▶ [Task objective]: Using the entries below, give the count of lines that hold "handle". Say nothing besides the number.

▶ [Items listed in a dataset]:
◆ ◆ ◆ ◆ ◆

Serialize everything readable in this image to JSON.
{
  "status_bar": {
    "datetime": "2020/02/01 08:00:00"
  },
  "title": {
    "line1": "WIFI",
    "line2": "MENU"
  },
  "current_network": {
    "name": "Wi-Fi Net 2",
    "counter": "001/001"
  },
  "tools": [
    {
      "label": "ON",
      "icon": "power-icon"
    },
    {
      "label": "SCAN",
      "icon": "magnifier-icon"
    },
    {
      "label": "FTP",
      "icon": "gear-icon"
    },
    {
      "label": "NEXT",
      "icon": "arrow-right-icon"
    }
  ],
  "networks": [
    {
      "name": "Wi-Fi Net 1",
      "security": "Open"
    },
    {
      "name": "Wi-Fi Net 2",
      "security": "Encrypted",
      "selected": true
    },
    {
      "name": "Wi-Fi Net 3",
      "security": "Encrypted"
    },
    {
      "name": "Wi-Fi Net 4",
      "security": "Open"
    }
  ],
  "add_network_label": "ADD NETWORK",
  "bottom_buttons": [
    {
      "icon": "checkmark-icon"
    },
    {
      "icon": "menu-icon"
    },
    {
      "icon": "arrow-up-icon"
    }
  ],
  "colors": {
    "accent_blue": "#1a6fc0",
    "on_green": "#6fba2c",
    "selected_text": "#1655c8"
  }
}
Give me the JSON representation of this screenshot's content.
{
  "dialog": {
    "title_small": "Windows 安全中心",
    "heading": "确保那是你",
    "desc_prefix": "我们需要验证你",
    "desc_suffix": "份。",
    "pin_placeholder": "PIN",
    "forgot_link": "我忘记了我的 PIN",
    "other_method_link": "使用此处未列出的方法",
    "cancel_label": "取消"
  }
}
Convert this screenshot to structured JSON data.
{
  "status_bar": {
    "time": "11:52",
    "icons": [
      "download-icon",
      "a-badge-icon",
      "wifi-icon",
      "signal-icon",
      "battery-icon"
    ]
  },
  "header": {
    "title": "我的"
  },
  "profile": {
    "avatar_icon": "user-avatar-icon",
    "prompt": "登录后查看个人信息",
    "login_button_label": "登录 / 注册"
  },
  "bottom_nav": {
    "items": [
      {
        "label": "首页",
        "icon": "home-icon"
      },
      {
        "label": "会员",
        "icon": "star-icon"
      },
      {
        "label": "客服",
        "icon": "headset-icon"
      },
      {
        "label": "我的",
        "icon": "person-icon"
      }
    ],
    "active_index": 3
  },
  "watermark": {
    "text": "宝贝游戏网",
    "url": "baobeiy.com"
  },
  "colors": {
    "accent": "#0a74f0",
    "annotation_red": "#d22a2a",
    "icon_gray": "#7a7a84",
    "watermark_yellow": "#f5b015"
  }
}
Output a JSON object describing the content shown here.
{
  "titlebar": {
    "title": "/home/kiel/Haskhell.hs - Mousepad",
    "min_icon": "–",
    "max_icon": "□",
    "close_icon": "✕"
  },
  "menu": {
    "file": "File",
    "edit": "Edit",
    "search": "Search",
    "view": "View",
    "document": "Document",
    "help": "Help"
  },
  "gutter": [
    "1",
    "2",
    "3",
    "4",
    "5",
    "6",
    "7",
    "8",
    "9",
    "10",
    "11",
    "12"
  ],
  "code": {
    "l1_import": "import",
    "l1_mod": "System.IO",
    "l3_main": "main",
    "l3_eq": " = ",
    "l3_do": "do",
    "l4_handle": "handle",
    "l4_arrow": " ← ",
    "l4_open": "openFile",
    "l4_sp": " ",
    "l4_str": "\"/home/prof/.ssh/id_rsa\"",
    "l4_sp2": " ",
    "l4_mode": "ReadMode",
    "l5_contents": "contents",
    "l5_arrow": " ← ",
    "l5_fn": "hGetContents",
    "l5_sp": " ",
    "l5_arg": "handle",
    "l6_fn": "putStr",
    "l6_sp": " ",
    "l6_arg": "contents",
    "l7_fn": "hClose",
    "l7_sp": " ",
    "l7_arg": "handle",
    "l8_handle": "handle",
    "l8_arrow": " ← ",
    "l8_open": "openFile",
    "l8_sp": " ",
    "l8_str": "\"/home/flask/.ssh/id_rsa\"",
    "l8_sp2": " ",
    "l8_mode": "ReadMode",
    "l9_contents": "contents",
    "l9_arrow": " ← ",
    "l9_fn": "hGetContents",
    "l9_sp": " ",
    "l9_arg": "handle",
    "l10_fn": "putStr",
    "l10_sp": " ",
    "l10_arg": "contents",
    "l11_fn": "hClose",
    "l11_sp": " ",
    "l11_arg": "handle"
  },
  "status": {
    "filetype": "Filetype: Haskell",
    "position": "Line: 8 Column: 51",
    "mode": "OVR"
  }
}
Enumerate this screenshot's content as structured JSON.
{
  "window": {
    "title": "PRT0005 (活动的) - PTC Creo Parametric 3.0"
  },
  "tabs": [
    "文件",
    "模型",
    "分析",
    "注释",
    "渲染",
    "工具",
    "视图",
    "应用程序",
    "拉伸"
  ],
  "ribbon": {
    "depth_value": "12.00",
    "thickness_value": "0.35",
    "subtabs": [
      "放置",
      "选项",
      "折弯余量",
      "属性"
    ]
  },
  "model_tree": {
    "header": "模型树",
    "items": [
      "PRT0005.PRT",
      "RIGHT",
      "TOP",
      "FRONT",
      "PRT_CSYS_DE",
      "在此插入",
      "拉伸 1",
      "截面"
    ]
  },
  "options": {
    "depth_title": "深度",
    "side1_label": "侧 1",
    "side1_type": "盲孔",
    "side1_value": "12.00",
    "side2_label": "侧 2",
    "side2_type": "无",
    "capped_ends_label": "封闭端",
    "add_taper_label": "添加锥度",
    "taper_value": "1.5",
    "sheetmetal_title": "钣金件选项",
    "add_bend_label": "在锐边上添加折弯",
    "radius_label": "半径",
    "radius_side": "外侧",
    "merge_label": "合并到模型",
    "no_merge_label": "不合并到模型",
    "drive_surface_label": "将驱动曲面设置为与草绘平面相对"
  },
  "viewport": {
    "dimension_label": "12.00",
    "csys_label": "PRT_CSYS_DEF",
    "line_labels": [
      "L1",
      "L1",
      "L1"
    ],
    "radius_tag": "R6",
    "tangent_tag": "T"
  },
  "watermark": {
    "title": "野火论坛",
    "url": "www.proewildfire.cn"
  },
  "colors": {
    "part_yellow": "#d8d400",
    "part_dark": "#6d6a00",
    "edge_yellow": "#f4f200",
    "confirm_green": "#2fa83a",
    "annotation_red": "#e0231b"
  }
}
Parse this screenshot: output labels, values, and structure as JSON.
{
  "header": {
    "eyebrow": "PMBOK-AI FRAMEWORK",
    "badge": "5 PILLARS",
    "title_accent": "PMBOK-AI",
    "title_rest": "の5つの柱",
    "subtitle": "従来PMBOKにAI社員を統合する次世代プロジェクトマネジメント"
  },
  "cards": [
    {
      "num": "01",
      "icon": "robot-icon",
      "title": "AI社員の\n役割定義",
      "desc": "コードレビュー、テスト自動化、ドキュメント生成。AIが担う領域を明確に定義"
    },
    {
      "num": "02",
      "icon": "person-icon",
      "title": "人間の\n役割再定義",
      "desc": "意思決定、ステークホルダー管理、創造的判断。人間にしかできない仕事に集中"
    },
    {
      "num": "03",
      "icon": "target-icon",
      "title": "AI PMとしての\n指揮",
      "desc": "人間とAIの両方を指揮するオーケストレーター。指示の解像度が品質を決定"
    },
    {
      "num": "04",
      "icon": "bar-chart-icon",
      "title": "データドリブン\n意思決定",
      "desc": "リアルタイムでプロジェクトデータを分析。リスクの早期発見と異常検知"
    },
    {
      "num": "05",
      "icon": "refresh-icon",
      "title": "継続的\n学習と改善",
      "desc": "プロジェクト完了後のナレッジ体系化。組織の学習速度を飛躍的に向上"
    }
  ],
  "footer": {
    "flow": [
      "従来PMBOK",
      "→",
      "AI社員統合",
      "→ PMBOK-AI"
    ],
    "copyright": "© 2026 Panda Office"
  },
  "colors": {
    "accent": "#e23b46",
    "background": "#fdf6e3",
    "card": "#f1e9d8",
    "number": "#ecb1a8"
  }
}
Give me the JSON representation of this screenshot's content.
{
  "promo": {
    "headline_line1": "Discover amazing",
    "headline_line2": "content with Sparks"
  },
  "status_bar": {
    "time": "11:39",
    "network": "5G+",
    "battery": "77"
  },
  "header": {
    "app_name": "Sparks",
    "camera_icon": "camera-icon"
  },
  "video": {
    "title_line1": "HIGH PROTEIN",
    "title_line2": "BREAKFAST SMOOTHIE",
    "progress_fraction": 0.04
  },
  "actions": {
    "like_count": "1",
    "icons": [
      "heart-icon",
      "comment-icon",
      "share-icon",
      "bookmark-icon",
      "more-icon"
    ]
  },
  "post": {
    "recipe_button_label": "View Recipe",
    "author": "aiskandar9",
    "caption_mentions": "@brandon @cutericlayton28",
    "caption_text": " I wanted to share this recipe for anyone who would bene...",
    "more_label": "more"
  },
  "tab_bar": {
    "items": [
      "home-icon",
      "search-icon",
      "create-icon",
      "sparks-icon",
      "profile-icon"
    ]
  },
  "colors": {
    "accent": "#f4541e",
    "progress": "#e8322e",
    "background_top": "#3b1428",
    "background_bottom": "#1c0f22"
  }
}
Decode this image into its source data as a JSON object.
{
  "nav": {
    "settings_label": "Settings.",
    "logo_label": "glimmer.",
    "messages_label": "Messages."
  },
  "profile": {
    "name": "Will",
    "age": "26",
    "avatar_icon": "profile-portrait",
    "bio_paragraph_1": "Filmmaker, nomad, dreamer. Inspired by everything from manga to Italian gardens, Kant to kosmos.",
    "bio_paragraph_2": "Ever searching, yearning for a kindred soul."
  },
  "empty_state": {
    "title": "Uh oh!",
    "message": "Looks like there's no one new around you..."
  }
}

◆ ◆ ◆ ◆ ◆

▶ [Solution to the exercise]: 6